Today, an article from New York Magazine on the city's prince of hamburger, Pat LaFrieda. Pat's third generation family business wholesales meat to restaurants in New York. He's the man behind the meat for many famous burgers in town, from Danny Meyer's Shake Shack burger ($7.25) to Minetta Tavern's Black Label burger ($26).
It's a really interesting article that you can read from many perspectives.
From one angle it gives insight into the service levels, fulfillment obligations, and straight up wack madness it takes to run a wholesale operation for Manhattan restaurants.
From another, it makes most restaurateurs look like lemmings, which might not be far from the truth.
Third, it shows you how totally apeshit NYC is for hamburgers right now.

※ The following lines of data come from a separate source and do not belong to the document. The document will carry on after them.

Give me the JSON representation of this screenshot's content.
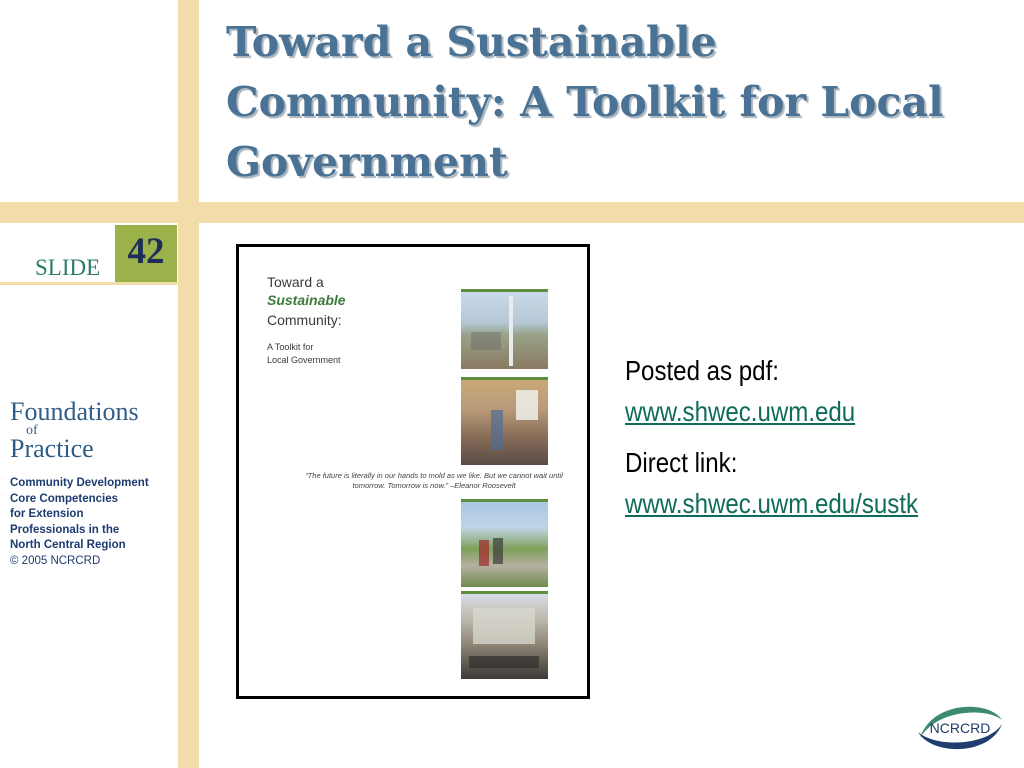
{
  "slide": {
    "title": "Toward a Sustainable Community: A Toolkit for Local Government",
    "slide_label": "SLIDE",
    "slide_number": "42"
  },
  "branding": {
    "foundations_line1": "Foundations",
    "foundations_of": "of",
    "foundations_line3": "Practice",
    "org_lines": [
      "Community Development",
      "Core Competencies",
      "for Extension",
      "Professionals in the",
      "North Central Region"
    ],
    "copyright": "© 2005 NCRCRD",
    "logo_text": "NCRCRD"
  },
  "cover": {
    "title_line1": "Toward a",
    "title_line2": "Sustainable",
    "title_line3": "Community:",
    "subtitle_line1": "A Toolkit for",
    "subtitle_line2": "Local Government",
    "quote": "“The future is literally in our hands to mold as we like. But we cannot wait until tomorrow. Tomorrow is now.” –Eleanor Roosevelt"
  },
  "info": {
    "posted_label": "Posted as pdf:",
    "posted_link": "www.shwec.uwm.edu",
    "direct_label": "Direct link:",
    "direct_link": "www.shwec.uwm.edu/sustk"
  },
  "colors": {
    "title": "#4a7294",
    "accent_bar": "#f2dcaa",
    "slide_box": "#9bb24a",
    "link": "#0f6b5a"
  }
}
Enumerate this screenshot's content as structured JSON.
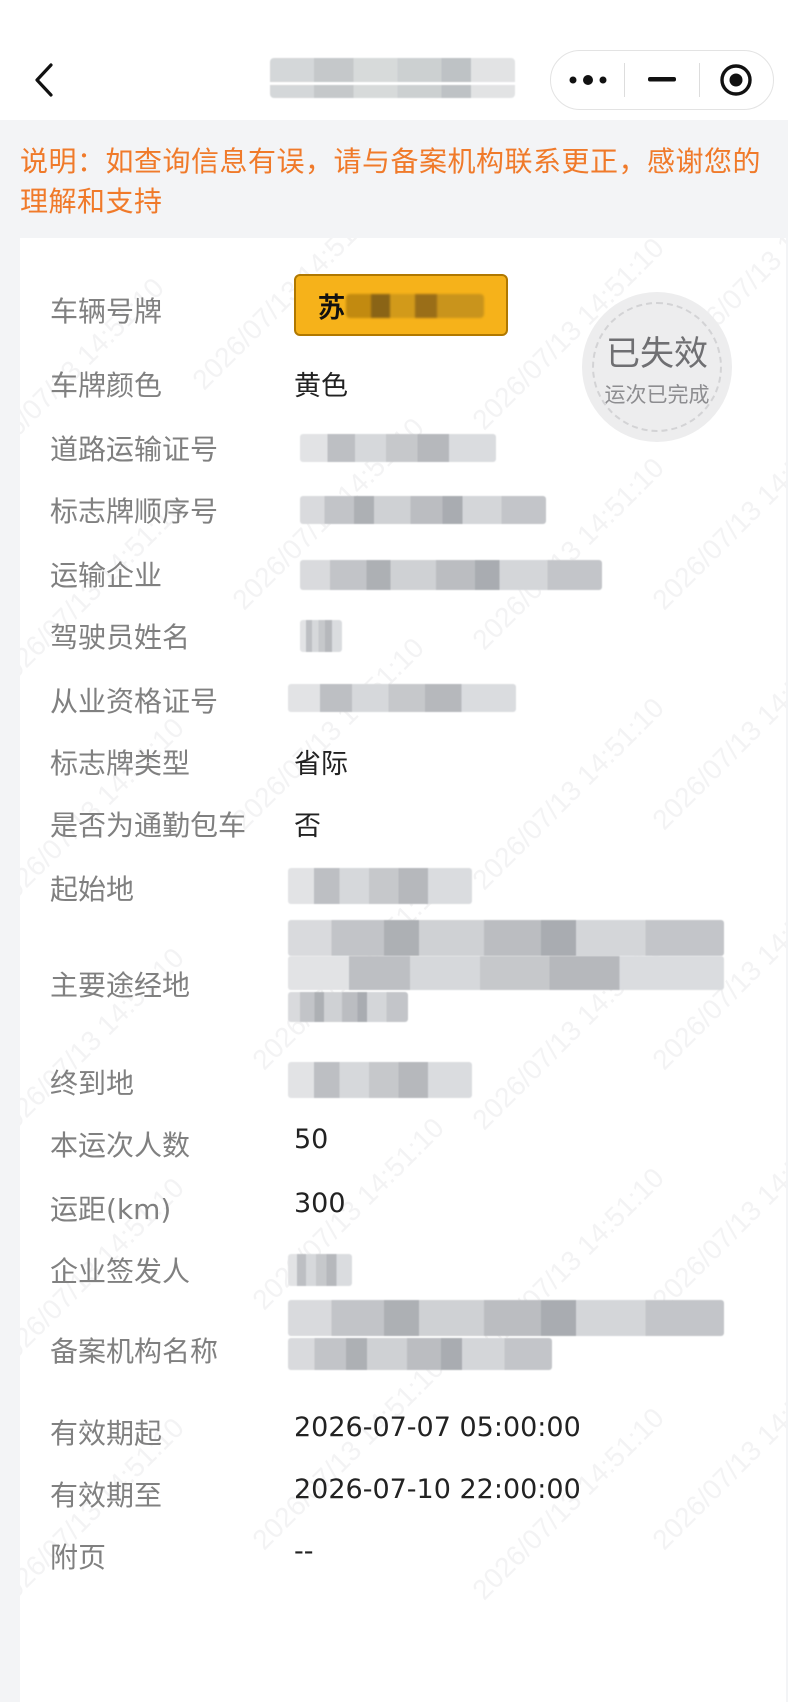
{
  "header": {
    "back_icon": "chevron-left-icon",
    "capsule": {
      "more_icon": "more-dots-icon",
      "minimize_icon": "minimize-icon",
      "close_icon": "target-circle-icon"
    }
  },
  "notice": "说明：如查询信息有误，请与备案机构联系更正，感谢您的理解和支持",
  "stamp": {
    "status": "已失效",
    "substatus": "运次已完成"
  },
  "watermark": "2026/07/13 14:51:10",
  "fields": {
    "plate": {
      "label": "车辆号牌",
      "prefix": "苏"
    },
    "plate_color": {
      "label": "车牌颜色",
      "value": "黄色"
    },
    "road_permit": {
      "label": "道路运输证号"
    },
    "sign_seq": {
      "label": "标志牌顺序号"
    },
    "company": {
      "label": "运输企业"
    },
    "driver": {
      "label": "驾驶员姓名"
    },
    "qualification": {
      "label": "从业资格证号"
    },
    "sign_type": {
      "label": "标志牌类型",
      "value": "省际"
    },
    "commute": {
      "label": "是否为通勤包车",
      "value": "否"
    },
    "origin": {
      "label": "起始地"
    },
    "route": {
      "label": "主要途经地"
    },
    "destination": {
      "label": "终到地"
    },
    "passengers": {
      "label": "本运次人数",
      "value": "50"
    },
    "distance": {
      "label": "运距(km)",
      "value": "300"
    },
    "issuer": {
      "label": "企业签发人"
    },
    "agency": {
      "label": "备案机构名称"
    },
    "valid_from": {
      "label": "有效期起",
      "value": "2026-07-07 05:00:00"
    },
    "valid_to": {
      "label": "有效期至",
      "value": "2026-07-10 22:00:00"
    },
    "attachment": {
      "label": "附页",
      "value": "--"
    }
  }
}
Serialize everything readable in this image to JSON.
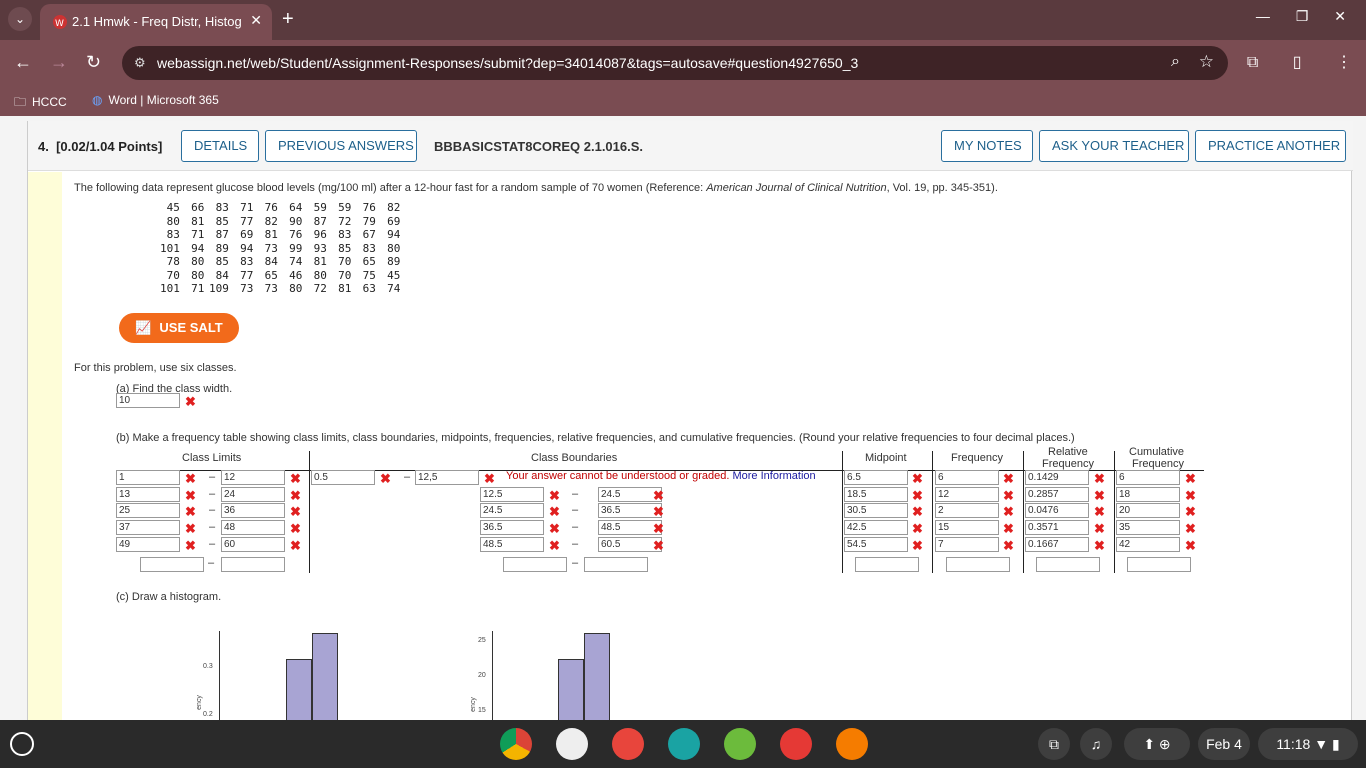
{
  "browser": {
    "tab_title": "2.1 Hmwk - Freq Distr, Histogra",
    "url": "webassign.net/web/Student/Assignment-Responses/submit?dep=34014087&tags=autosave#question4927650_3",
    "bookmarks": [
      "HCCC",
      "Word | Microsoft 365"
    ]
  },
  "question": {
    "number": "4.",
    "points": "[0.02/1.04 Points]",
    "details_label": "DETAILS",
    "previous_answers_label": "PREVIOUS ANSWERS",
    "code": "BBBASICSTAT8COREQ 2.1.016.S.",
    "my_notes_label": "MY NOTES",
    "ask_teacher_label": "ASK YOUR TEACHER",
    "practice_another_label": "PRACTICE ANOTHER",
    "intro_pre": "The following data represent glucose blood levels (mg/100 ml) after a 12-hour fast for a random sample of 70 women (Reference: ",
    "intro_ref": "American Journal of Clinical Nutrition",
    "intro_post": ", Vol. 19, pp. 345-351).",
    "data_rows": [
      [
        "45",
        "66",
        "83",
        "71",
        "76",
        "64",
        "59",
        "59",
        "76",
        "82"
      ],
      [
        "80",
        "81",
        "85",
        "77",
        "82",
        "90",
        "87",
        "72",
        "79",
        "69"
      ],
      [
        "83",
        "71",
        "87",
        "69",
        "81",
        "76",
        "96",
        "83",
        "67",
        "94"
      ],
      [
        "101",
        "94",
        "89",
        "94",
        "73",
        "99",
        "93",
        "85",
        "83",
        "80"
      ],
      [
        "78",
        "80",
        "85",
        "83",
        "84",
        "74",
        "81",
        "70",
        "65",
        "89"
      ],
      [
        "70",
        "80",
        "84",
        "77",
        "65",
        "46",
        "80",
        "70",
        "75",
        "45"
      ],
      [
        "101",
        "71",
        "109",
        "73",
        "73",
        "80",
        "72",
        "81",
        "63",
        "74"
      ]
    ],
    "salt_label": "USE SALT",
    "instruction": "For this problem, use six classes.",
    "part_a": "(a) Find the class width.",
    "class_width": "10",
    "part_b": "(b) Make a frequency table showing class limits, class boundaries, midpoints, frequencies, relative frequencies, and cumulative frequencies. (Round your relative frequencies to four decimal places.)",
    "headers": {
      "class_limits": "Class Limits",
      "class_boundaries": "Class Boundaries",
      "midpoint": "Midpoint",
      "frequency": "Frequency",
      "rel_freq_1": "Relative",
      "rel_freq_2": "Frequency",
      "cum_freq_1": "Cumulative",
      "cum_freq_2": "Frequency"
    },
    "rows": [
      {
        "lo": "1",
        "hi": "12",
        "blo": "0.5",
        "bhi": "12,5",
        "mid": "6.5",
        "freq": "6",
        "rel": "0.1429",
        "cum": "6"
      },
      {
        "lo": "13",
        "hi": "24",
        "blo": "12.5",
        "bhi": "24.5",
        "mid": "18.5",
        "freq": "12",
        "rel": "0.2857",
        "cum": "18"
      },
      {
        "lo": "25",
        "hi": "36",
        "blo": "24.5",
        "bhi": "36.5",
        "mid": "30.5",
        "freq": "2",
        "rel": "0.0476",
        "cum": "20"
      },
      {
        "lo": "37",
        "hi": "48",
        "blo": "36.5",
        "bhi": "48.5",
        "mid": "42.5",
        "freq": "15",
        "rel": "0.3571",
        "cum": "35"
      },
      {
        "lo": "49",
        "hi": "60",
        "blo": "48.5",
        "bhi": "60.5",
        "mid": "54.5",
        "freq": "7",
        "rel": "0.1667",
        "cum": "42"
      }
    ],
    "error_text": "Your answer cannot be understood or graded.",
    "more_info": "More Information",
    "dash": "–",
    "part_c": "(c) Draw a histogram.",
    "hist1_ticks": [
      "0.3",
      "0.2"
    ],
    "hist1_ylabel": "ency",
    "hist2_ticks": [
      "25",
      "20",
      "15"
    ],
    "hist2_ylabel": "ency"
  },
  "taskbar": {
    "date": "Feb 4",
    "time": "11:18"
  }
}
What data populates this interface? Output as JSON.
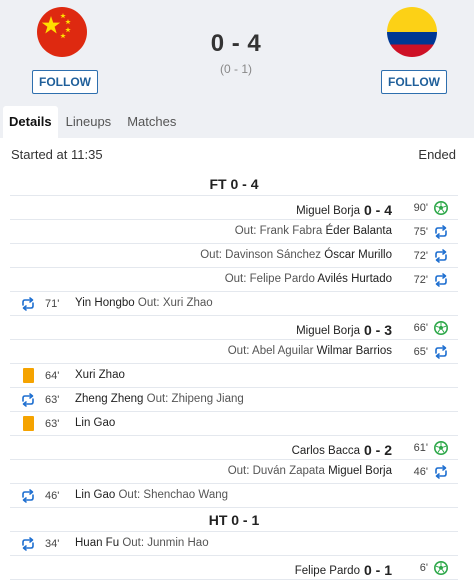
{
  "match": {
    "score": "0 - 4",
    "halftime_score": "(0 - 1)"
  },
  "home": {
    "flag": "china-flag",
    "follow_label": "FOLLOW"
  },
  "away": {
    "flag": "colombia-flag",
    "follow_label": "FOLLOW"
  },
  "tabs": [
    {
      "label": "Details",
      "active": true
    },
    {
      "label": "Lineups",
      "active": false
    },
    {
      "label": "Matches",
      "active": false
    }
  ],
  "status": {
    "started": "Started at 11:35",
    "ended": "Ended"
  },
  "colors": {
    "sub_icon": "#1e6fd0",
    "goal_icon": "#2ea84a",
    "yellow_card": "#f5a300",
    "follow_border": "#2e6fae"
  },
  "events": [
    {
      "kind": "section",
      "label": "FT 0 - 4"
    },
    {
      "kind": "goal",
      "side": "right",
      "minute": "90'",
      "player": "Miguel Borja",
      "score": "0 - 4"
    },
    {
      "kind": "sub",
      "side": "right",
      "minute": "75'",
      "out_label": "Out: Frank Fabra",
      "player": "Éder Balanta"
    },
    {
      "kind": "sub",
      "side": "right",
      "minute": "72'",
      "out_label": "Out: Davinson Sánchez",
      "player": "Óscar Murillo"
    },
    {
      "kind": "sub",
      "side": "right",
      "minute": "72'",
      "out_label": "Out: Felipe Pardo",
      "player": "Avilés Hurtado"
    },
    {
      "kind": "sub",
      "side": "left",
      "minute": "71'",
      "player": "Yin Hongbo",
      "out_label": "Out: Xuri Zhao"
    },
    {
      "kind": "goal",
      "side": "right",
      "minute": "66'",
      "player": "Miguel Borja",
      "score": "0 - 3"
    },
    {
      "kind": "sub",
      "side": "right",
      "minute": "65'",
      "out_label": "Out: Abel Aguilar",
      "player": "Wilmar Barrios"
    },
    {
      "kind": "card",
      "side": "left",
      "minute": "64'",
      "player": "Xuri Zhao"
    },
    {
      "kind": "sub",
      "side": "left",
      "minute": "63'",
      "player": "Zheng Zheng",
      "out_label": "Out: Zhipeng Jiang"
    },
    {
      "kind": "card",
      "side": "left",
      "minute": "63'",
      "player": "Lin Gao"
    },
    {
      "kind": "goal",
      "side": "right",
      "minute": "61'",
      "player": "Carlos Bacca",
      "score": "0 - 2"
    },
    {
      "kind": "sub",
      "side": "right",
      "minute": "46'",
      "out_label": "Out: Duván Zapata",
      "player": "Miguel Borja"
    },
    {
      "kind": "sub",
      "side": "left",
      "minute": "46'",
      "player": "Lin Gao",
      "out_label": "Out: Shenchao Wang"
    },
    {
      "kind": "section",
      "label": "HT 0 - 1"
    },
    {
      "kind": "sub",
      "side": "left",
      "minute": "34'",
      "player": "Huan Fu",
      "out_label": "Out: Junmin Hao"
    },
    {
      "kind": "goal",
      "side": "right",
      "minute": "6'",
      "player": "Felipe Pardo",
      "score": "0 - 1"
    }
  ]
}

Fourth, and the reason I'm sharing it, is the business side. This article has a Harvard Business case buried inside, deep below the intent of the story. There is a butcher who sells hamburger. What was once a completely undifferentiated product, a commodity, he has successfully differentiated. He's no longer tied to the standard market price for hamburger that every other butcher sells for. If you buy the prices in the story — I don't, but I bet they're not that far off— he's getting six times the price for his hamburger than normal. That's a tale in itself.
But I kept waiting for the story to tell me why the price was higher in the terms I'm used to, the terms of provenance. Who was the rancher? What did the cattle eat? How long did they live? How were they slaughtered? Surely that must be the reason prices are higher? I got few answers there. It's not because they have secrets. It's because the answers are not special. Their source for meat sells corn-fed cows just like everyone else. Pat doesn't sell get his high prices because the cows are special.
So how does he get to sell for such high prices?
The answer is that he creates custom blends for each customer. You want your restaurant's own blend of chuck, sirloin, cheek, jowl, dry cured, wet cured —whatever — for your hamburgers? No problem. LaFrieda meats will do it for you every day. Order tonight, you get it tomorrow. As Pat says, "“What we do, basically, is become a different supplier for every restaurant.” He even does it if you're a little guy who doesn't order much. In fact, he seems to like little guys. In the article two big guys call him — the legendary steakhouses The Homestead and Peter Luger — and he essentially tells them "Nope."
In other words, it's LaFrieda's operations that get him a higher price. It's his operations that perform his marketing. Operations drive the sales. How does he get to sell for such high prices, how does he get in all the best restaurants, how does he get this magazine article written about him? Basically, it is because he works in small batches with short lead times and customizes selection for all customers. Sound familiar?